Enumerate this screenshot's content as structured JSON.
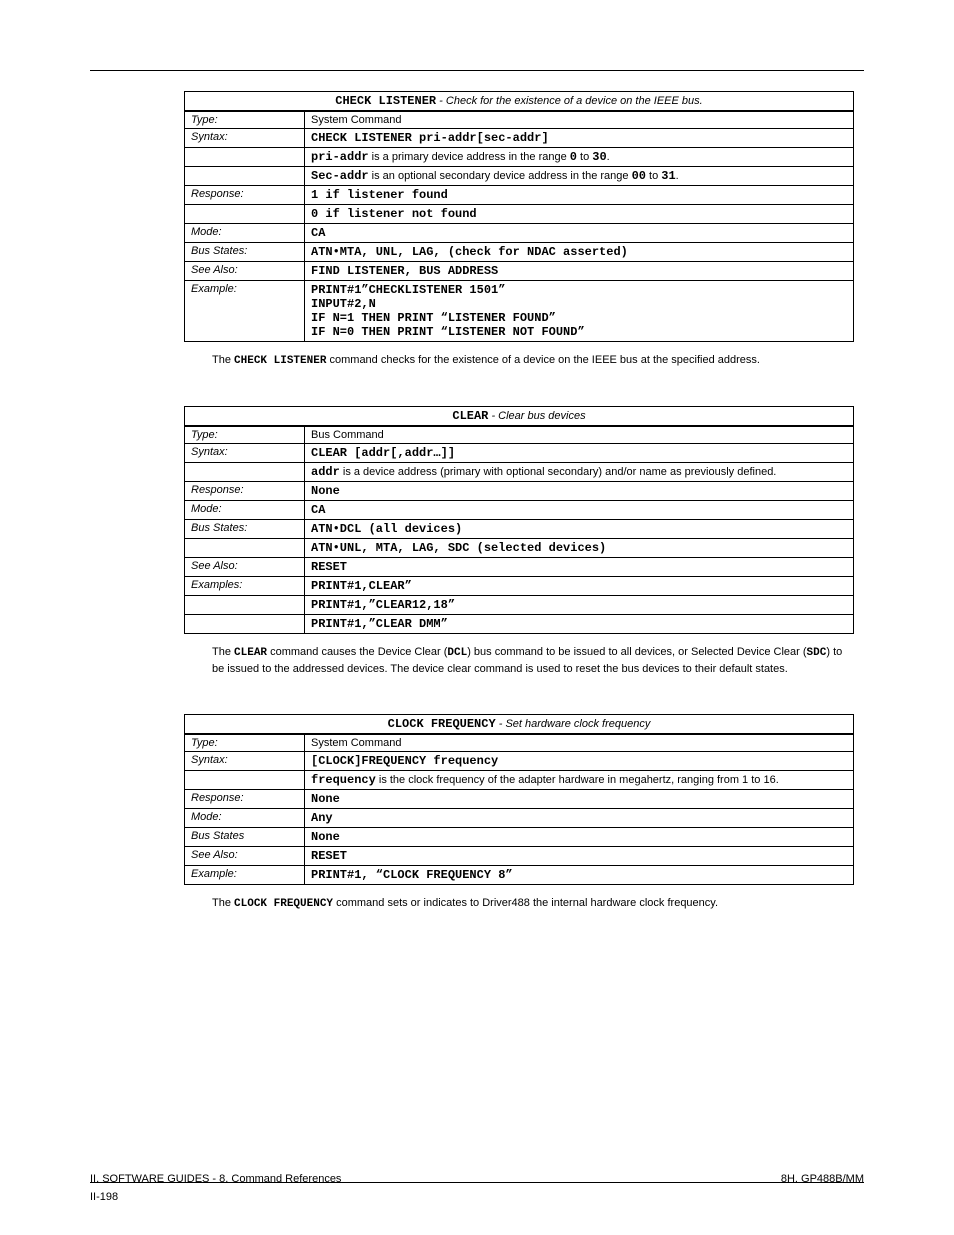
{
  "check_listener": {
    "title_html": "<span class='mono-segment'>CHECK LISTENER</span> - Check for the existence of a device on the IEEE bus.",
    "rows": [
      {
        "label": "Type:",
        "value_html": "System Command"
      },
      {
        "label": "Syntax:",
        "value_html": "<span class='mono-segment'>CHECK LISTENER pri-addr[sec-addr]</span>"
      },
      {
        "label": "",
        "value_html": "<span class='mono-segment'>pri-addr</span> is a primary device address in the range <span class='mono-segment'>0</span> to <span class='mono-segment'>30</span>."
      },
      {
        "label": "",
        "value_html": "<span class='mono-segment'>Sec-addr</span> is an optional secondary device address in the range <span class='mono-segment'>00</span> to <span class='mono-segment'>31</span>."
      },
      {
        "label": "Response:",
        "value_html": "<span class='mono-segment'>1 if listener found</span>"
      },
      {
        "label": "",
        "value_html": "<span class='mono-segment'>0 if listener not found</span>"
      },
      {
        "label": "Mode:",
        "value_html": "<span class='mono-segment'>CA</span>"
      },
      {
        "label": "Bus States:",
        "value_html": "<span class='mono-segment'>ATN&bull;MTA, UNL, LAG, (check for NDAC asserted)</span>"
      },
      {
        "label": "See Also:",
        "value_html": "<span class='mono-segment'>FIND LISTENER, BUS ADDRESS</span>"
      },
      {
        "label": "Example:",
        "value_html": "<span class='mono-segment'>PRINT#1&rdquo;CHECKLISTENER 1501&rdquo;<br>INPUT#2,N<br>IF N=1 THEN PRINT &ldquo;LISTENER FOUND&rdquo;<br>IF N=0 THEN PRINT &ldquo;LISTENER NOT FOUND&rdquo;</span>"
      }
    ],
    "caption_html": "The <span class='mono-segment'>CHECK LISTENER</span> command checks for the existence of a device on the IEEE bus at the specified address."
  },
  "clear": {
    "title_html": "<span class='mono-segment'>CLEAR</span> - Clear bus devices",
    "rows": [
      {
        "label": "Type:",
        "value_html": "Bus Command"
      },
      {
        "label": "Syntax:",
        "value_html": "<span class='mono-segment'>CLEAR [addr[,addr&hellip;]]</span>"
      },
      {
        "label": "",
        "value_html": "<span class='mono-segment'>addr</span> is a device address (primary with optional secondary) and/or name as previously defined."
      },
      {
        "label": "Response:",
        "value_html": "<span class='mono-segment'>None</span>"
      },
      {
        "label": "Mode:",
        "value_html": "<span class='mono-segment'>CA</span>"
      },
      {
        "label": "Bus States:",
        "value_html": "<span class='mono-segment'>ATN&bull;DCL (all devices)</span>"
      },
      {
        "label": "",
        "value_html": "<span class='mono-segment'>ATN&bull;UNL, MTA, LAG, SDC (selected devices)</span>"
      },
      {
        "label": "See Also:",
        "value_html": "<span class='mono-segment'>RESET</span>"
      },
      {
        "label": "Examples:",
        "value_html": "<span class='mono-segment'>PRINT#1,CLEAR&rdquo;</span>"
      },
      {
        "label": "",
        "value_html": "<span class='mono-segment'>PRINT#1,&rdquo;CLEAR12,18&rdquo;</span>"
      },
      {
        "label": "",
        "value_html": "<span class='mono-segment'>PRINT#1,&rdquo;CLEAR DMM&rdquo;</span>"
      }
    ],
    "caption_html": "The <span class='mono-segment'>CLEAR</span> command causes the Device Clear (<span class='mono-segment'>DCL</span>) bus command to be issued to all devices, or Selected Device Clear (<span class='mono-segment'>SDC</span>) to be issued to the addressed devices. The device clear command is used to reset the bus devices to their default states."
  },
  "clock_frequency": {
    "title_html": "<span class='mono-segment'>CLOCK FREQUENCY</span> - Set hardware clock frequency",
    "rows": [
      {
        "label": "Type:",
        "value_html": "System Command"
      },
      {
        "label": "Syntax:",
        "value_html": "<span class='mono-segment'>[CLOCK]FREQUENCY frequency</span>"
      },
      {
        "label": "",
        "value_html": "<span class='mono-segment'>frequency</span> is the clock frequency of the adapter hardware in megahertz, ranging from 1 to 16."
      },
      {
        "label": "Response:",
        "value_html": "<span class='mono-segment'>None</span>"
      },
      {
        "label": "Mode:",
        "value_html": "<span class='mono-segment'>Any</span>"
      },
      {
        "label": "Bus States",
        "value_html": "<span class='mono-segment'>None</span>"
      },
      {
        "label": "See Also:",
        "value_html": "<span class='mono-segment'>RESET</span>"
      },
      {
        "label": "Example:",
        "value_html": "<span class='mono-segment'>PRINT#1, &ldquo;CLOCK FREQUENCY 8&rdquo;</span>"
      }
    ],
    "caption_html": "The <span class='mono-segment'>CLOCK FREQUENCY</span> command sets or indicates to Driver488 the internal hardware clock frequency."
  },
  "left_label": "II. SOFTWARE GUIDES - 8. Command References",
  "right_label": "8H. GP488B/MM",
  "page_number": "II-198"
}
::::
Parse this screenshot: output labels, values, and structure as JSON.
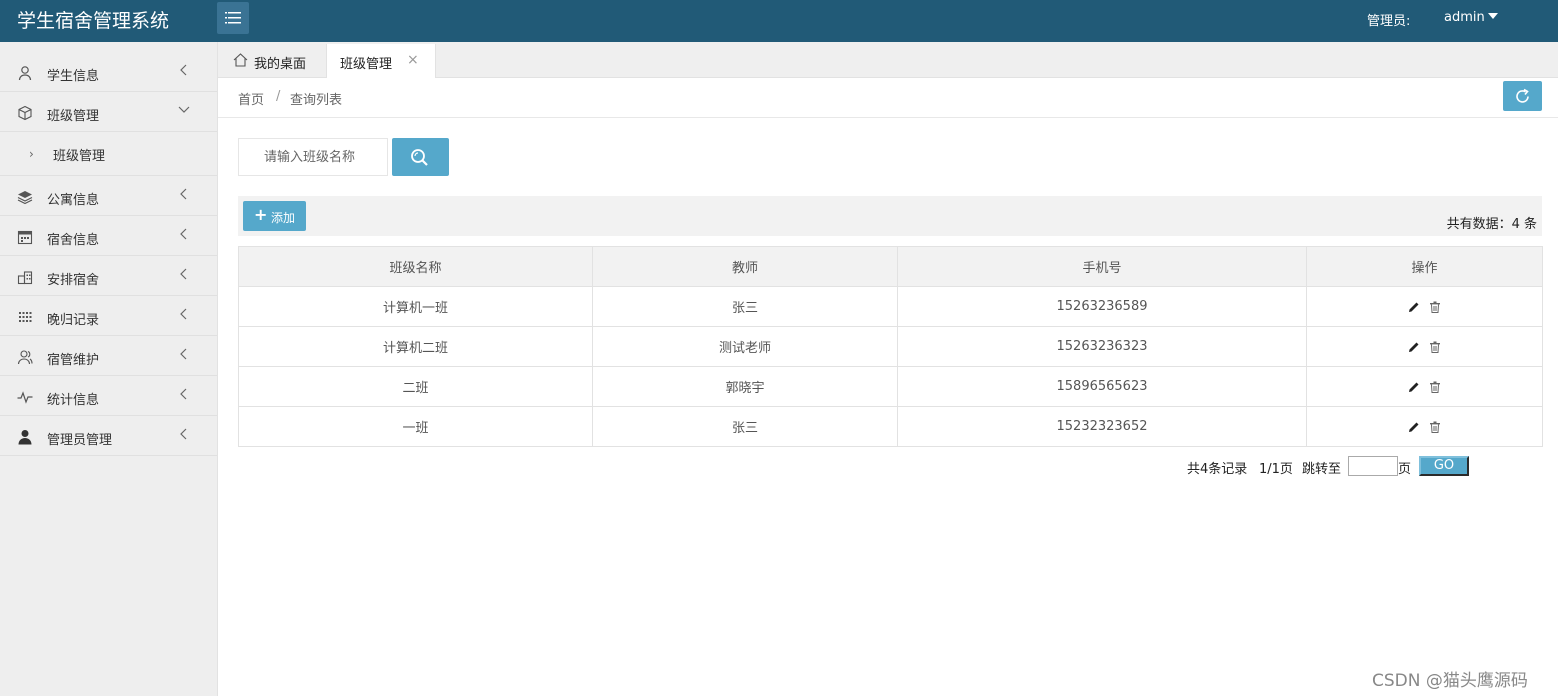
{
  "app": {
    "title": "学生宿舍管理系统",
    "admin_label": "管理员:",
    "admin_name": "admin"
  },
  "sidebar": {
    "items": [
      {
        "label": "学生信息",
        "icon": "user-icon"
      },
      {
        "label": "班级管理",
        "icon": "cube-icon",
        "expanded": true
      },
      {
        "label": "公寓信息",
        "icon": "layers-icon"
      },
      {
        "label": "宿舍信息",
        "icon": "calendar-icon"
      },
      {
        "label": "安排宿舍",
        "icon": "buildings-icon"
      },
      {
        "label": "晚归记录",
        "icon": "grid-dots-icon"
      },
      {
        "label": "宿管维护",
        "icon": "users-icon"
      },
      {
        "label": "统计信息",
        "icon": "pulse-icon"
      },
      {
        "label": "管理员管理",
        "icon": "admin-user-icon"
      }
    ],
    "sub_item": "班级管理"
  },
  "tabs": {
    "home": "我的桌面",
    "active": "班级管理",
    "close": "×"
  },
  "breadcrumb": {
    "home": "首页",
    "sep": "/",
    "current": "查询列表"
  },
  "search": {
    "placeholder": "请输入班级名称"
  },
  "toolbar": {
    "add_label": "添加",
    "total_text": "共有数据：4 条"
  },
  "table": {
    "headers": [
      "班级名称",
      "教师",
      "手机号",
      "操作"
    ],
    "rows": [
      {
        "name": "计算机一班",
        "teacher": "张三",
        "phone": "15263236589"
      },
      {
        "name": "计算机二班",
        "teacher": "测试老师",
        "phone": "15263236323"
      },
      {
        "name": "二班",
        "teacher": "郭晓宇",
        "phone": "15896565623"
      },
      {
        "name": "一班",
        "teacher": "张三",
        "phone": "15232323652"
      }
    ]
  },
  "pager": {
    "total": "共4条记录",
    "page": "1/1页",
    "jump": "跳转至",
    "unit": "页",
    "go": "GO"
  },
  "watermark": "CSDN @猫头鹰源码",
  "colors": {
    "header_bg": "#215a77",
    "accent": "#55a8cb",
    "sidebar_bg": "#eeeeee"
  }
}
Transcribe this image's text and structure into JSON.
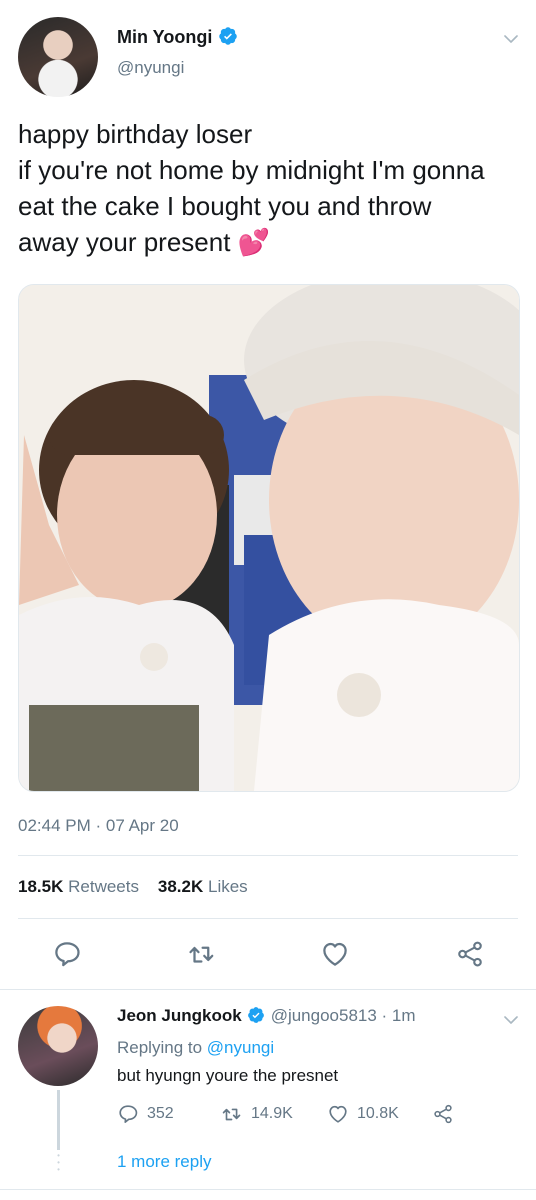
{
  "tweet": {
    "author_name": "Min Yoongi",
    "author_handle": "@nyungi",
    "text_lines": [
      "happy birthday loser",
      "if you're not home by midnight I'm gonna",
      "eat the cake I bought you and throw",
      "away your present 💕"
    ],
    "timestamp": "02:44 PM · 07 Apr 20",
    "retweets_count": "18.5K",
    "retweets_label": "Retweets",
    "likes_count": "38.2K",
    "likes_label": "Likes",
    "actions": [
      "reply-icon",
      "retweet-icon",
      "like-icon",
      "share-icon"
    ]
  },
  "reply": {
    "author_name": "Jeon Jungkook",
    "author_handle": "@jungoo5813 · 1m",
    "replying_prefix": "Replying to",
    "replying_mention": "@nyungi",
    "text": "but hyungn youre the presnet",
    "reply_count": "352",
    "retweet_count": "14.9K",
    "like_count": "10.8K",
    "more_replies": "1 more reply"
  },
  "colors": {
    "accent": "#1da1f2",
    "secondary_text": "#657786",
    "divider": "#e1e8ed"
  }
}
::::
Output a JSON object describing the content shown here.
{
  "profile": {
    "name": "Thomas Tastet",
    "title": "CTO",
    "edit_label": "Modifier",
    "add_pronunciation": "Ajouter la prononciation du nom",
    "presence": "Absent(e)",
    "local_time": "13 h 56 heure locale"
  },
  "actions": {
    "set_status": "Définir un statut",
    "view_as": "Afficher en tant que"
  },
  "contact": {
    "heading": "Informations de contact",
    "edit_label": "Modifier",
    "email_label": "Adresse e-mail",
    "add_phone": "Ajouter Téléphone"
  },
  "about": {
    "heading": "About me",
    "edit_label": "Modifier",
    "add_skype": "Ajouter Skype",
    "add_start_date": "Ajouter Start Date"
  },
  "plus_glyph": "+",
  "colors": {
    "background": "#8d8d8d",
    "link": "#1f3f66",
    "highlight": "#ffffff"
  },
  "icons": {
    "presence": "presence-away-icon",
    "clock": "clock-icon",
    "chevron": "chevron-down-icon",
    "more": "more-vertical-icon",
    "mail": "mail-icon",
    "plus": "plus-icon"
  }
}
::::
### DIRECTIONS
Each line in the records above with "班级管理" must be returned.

### RESPONSE TO THIS EXERCISE
        "label": "班级管理",
    "sub_item": "班级管理"
    "active": "班级管理",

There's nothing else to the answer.